◆ Exercise description:
Search the data for the string "Style" and extract every line where it appears.

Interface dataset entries
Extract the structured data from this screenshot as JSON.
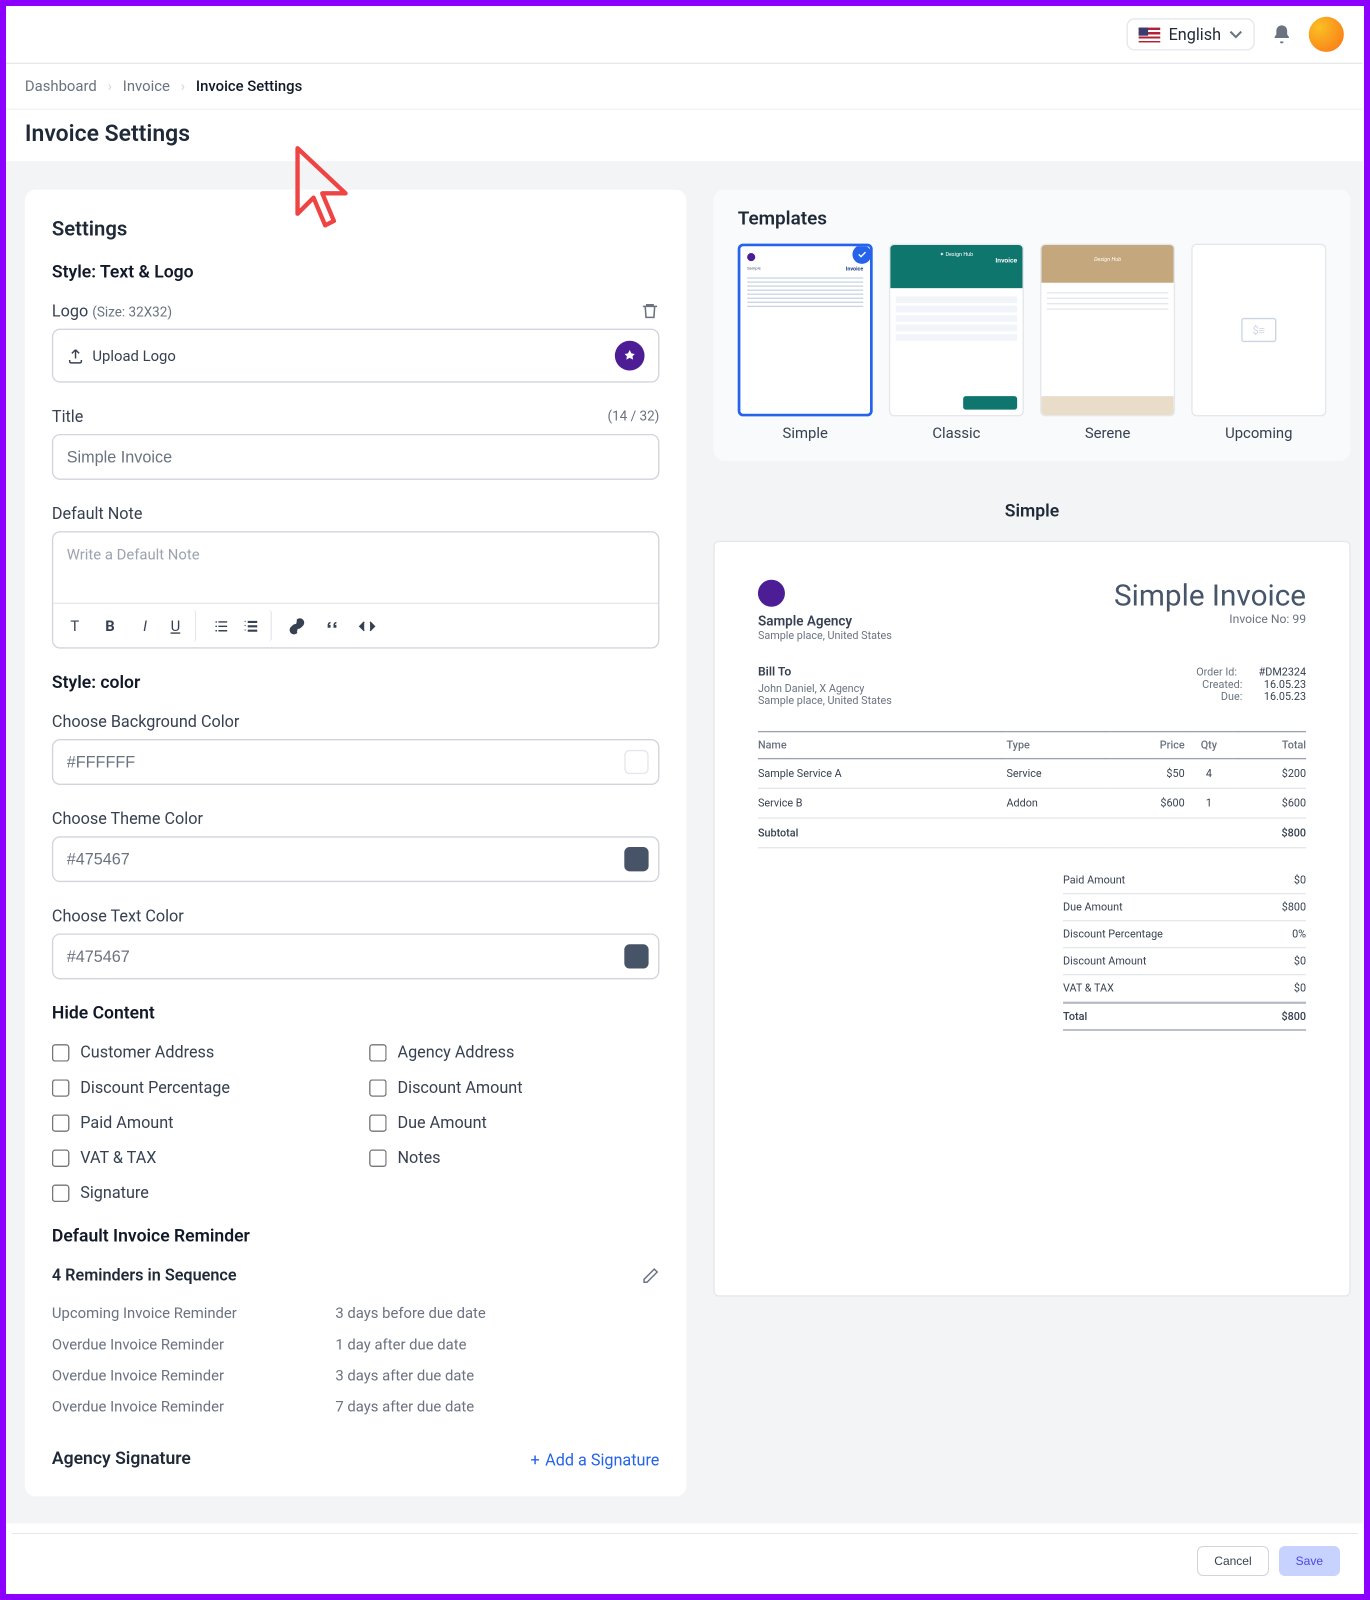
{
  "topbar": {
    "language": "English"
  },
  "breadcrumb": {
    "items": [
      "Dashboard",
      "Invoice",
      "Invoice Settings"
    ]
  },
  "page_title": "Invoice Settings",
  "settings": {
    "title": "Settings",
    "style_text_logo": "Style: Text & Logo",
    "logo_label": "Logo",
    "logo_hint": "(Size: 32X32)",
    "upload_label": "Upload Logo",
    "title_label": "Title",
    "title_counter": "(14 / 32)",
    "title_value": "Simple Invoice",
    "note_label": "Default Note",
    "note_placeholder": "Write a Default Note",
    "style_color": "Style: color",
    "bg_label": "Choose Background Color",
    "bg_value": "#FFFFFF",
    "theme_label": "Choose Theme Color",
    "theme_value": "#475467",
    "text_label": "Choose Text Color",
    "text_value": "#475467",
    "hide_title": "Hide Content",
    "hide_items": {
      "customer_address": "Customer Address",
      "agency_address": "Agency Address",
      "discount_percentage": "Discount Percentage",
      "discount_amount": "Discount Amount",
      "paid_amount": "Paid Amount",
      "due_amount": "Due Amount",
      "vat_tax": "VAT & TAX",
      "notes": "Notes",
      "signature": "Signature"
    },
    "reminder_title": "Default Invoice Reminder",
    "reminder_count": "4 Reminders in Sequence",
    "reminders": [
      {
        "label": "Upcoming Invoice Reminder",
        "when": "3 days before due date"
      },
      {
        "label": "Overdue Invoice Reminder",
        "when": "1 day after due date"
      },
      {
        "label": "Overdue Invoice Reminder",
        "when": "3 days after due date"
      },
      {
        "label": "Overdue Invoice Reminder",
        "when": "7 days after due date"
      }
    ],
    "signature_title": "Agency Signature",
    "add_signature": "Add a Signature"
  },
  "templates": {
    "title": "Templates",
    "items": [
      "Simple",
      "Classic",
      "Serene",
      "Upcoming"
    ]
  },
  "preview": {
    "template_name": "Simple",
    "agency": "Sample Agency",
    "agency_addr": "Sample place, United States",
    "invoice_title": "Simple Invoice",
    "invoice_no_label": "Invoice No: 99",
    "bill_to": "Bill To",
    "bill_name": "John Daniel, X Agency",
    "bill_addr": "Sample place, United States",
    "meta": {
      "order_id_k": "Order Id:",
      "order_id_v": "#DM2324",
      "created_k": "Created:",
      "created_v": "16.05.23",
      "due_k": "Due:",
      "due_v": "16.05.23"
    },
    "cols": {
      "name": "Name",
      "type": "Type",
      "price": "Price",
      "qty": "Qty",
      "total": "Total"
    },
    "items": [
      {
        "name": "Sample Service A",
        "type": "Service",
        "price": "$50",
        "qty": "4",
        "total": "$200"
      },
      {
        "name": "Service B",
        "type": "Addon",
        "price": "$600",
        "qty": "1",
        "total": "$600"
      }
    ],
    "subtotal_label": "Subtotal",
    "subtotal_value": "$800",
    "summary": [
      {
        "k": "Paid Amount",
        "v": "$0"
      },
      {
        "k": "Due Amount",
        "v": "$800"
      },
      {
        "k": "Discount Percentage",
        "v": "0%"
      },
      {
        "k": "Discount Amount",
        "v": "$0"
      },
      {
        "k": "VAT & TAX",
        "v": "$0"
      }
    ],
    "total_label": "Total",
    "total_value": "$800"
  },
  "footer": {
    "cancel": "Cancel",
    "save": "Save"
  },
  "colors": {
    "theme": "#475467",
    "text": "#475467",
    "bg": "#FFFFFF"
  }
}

◆ Final answer:
    "style_text_logo": "Style: Text & Logo",
    "style_color": "Style: color",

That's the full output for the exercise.